▸ Task instructions
Scan the entries for the word "heading", and copy every line where it appears.

▸ Dataset records
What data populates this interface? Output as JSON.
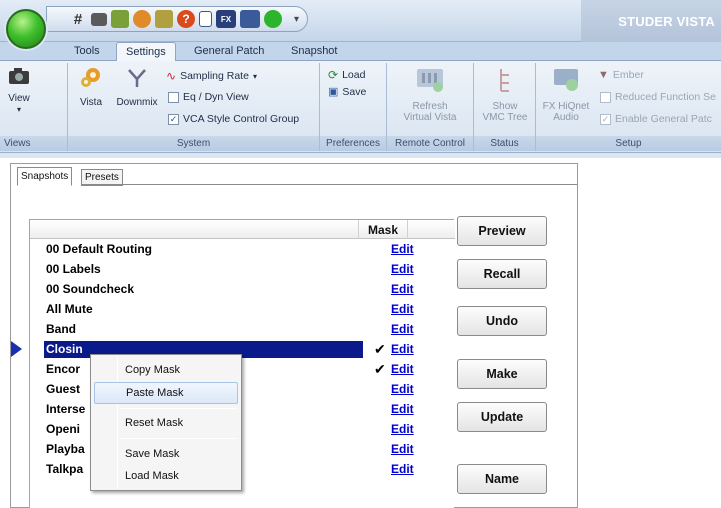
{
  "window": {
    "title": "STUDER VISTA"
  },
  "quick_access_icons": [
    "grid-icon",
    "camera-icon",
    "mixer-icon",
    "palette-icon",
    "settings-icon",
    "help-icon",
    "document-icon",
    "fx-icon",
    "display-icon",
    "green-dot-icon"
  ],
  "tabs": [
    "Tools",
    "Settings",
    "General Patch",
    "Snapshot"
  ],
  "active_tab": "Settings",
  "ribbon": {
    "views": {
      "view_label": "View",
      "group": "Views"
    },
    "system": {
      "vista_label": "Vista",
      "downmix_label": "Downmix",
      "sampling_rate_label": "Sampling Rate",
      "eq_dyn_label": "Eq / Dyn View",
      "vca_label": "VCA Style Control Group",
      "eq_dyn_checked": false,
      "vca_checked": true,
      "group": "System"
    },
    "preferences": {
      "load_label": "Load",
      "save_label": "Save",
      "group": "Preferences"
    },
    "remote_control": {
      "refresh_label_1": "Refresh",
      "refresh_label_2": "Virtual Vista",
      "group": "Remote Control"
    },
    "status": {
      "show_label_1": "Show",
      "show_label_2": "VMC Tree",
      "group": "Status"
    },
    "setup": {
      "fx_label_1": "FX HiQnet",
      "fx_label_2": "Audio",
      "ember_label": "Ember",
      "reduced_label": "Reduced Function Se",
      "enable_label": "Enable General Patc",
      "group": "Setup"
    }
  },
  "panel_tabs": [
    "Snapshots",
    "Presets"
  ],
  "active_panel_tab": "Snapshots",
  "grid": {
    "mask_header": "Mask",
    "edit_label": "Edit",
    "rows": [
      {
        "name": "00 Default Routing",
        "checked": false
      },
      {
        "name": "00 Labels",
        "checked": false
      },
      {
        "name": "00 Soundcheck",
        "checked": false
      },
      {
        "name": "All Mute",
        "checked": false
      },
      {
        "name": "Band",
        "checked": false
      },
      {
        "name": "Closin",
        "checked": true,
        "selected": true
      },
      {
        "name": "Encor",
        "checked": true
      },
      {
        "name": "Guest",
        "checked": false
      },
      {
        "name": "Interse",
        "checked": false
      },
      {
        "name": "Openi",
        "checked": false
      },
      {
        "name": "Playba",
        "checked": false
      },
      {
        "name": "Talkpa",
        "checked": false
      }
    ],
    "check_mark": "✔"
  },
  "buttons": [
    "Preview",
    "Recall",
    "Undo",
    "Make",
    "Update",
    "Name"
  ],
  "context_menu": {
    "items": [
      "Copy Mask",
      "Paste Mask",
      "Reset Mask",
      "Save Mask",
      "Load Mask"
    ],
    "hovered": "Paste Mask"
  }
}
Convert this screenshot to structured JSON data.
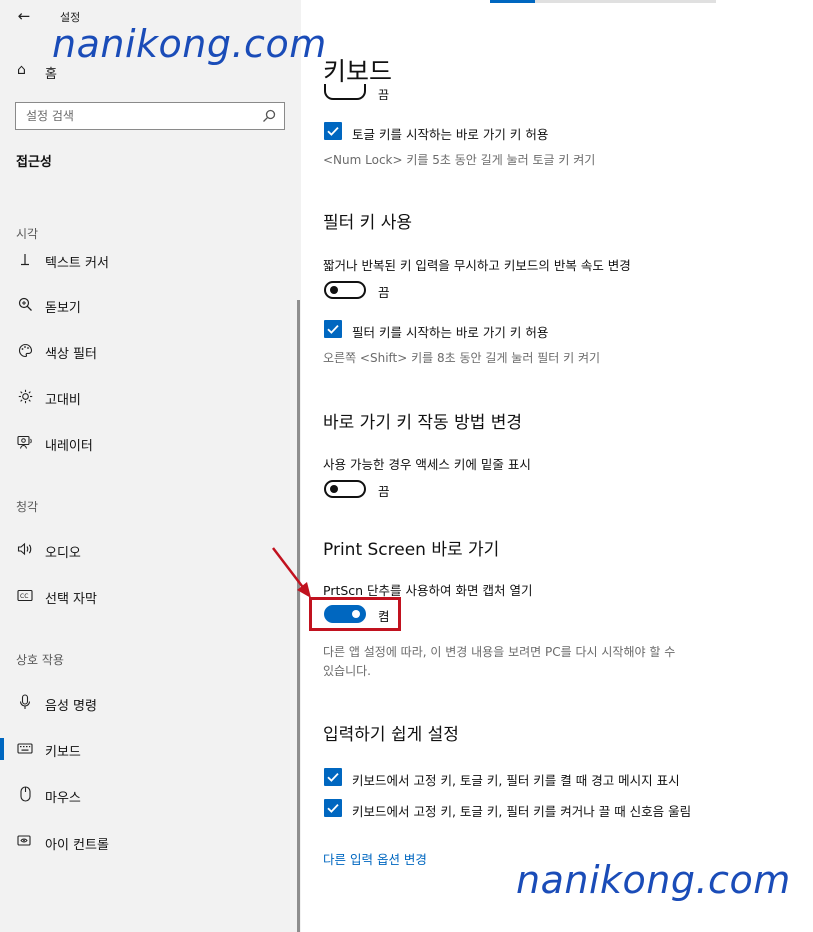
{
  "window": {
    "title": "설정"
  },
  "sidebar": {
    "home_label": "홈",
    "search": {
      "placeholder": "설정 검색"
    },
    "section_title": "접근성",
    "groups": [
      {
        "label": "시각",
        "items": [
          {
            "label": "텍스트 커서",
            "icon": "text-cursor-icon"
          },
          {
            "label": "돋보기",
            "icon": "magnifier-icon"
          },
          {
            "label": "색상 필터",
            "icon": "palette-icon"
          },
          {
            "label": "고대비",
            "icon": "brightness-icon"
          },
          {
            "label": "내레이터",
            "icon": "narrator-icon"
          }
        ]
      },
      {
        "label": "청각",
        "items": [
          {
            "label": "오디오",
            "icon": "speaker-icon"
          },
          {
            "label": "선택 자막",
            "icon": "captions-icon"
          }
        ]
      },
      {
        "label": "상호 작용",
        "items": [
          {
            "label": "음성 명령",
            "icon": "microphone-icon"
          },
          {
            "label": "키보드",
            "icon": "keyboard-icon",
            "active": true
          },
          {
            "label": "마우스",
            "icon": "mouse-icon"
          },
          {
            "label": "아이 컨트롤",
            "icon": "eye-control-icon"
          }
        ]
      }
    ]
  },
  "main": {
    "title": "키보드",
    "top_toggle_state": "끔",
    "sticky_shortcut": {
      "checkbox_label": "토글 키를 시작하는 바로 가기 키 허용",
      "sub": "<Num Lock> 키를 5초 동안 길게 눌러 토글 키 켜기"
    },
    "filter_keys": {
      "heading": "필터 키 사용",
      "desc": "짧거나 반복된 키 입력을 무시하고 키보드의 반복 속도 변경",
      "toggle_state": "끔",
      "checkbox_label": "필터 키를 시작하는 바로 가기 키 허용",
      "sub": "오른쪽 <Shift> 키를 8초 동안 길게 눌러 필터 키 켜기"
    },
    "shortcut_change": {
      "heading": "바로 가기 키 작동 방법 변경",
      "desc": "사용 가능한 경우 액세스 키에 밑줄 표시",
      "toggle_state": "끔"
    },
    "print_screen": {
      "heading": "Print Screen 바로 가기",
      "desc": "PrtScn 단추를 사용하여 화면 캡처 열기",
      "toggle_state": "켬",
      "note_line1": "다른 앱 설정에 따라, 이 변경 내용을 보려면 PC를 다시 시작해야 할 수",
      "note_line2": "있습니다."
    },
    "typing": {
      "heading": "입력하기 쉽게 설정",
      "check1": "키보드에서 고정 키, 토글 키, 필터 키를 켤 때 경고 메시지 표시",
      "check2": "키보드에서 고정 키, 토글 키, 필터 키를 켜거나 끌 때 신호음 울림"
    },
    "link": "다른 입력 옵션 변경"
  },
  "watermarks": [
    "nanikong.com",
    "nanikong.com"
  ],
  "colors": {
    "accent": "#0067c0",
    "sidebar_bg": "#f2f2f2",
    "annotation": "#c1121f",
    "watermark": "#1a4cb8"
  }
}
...
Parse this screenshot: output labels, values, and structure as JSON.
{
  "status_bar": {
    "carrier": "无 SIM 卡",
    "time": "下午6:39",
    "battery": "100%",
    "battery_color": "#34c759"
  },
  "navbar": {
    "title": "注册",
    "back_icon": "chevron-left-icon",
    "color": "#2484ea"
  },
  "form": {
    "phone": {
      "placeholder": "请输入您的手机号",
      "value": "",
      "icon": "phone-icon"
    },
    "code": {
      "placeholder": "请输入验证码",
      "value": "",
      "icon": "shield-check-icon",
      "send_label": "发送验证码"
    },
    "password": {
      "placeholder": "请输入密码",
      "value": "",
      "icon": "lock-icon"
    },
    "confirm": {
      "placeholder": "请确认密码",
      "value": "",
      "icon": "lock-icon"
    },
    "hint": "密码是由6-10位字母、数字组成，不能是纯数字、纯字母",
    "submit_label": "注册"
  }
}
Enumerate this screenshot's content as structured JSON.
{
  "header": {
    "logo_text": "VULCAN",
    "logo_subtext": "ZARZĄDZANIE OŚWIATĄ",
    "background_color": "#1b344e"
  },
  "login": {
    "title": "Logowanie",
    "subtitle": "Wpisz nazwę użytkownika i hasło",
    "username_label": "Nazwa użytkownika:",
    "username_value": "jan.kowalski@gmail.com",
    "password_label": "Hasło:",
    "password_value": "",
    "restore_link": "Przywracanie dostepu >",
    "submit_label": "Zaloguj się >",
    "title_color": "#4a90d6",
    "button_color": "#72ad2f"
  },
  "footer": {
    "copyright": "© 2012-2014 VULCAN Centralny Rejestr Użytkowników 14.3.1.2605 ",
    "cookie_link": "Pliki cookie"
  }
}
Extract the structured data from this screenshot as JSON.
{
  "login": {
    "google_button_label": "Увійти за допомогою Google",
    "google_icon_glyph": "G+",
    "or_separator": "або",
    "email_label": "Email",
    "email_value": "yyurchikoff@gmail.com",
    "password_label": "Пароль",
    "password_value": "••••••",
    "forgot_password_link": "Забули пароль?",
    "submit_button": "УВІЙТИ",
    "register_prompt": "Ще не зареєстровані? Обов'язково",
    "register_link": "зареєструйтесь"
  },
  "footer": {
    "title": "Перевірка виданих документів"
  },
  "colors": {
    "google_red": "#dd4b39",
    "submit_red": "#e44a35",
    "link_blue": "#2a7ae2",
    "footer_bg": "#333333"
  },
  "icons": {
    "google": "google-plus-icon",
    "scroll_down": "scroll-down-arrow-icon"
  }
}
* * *
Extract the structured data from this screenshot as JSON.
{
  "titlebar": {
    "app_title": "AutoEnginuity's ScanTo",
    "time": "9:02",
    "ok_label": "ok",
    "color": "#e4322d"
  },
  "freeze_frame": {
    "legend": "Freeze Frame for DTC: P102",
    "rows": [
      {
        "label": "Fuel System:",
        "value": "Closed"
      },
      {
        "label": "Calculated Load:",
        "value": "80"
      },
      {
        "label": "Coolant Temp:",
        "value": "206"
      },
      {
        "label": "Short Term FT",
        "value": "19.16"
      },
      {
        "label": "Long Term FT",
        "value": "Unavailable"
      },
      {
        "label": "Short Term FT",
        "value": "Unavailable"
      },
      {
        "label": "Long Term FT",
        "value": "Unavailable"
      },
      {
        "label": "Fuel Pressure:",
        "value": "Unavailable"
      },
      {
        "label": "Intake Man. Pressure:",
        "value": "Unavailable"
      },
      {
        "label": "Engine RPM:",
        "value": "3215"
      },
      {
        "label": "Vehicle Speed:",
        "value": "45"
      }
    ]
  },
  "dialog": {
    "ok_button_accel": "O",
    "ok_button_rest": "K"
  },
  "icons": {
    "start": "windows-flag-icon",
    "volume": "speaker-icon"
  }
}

▸ Solved problem
      "heading": "필터 키 사용",
      "heading": "바로 가기 키 작동 방법 변경",
      "heading": "Print Screen 바로 가기",
      "heading": "입력하기 쉽게 설정",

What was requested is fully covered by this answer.